Component data from apps and pages
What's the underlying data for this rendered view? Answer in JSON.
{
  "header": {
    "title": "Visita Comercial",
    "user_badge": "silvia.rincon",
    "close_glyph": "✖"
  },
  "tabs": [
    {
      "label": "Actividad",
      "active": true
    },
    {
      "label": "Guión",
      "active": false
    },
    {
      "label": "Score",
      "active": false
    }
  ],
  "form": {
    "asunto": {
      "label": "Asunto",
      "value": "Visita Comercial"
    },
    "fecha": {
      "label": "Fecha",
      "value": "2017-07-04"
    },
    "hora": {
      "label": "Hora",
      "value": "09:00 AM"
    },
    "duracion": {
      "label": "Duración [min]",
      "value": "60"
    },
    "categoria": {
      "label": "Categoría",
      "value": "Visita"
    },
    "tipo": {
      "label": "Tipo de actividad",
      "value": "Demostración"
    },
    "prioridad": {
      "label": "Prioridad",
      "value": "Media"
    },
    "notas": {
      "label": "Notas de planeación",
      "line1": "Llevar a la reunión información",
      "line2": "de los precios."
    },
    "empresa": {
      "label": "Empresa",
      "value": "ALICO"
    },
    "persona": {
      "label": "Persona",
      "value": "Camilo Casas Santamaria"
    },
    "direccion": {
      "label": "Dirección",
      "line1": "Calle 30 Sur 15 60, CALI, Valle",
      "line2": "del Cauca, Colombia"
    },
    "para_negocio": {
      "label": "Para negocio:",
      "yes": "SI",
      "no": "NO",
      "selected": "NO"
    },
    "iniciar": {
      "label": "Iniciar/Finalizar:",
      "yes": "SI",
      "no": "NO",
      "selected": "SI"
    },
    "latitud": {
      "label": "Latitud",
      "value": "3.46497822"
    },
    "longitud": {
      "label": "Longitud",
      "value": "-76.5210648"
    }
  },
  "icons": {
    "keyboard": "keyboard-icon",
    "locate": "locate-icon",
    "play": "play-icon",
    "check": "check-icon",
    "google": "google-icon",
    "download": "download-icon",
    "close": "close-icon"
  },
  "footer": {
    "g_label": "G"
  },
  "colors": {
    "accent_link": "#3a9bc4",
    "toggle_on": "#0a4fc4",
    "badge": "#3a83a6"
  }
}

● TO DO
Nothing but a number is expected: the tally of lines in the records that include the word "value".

● TASK RESPONSE
11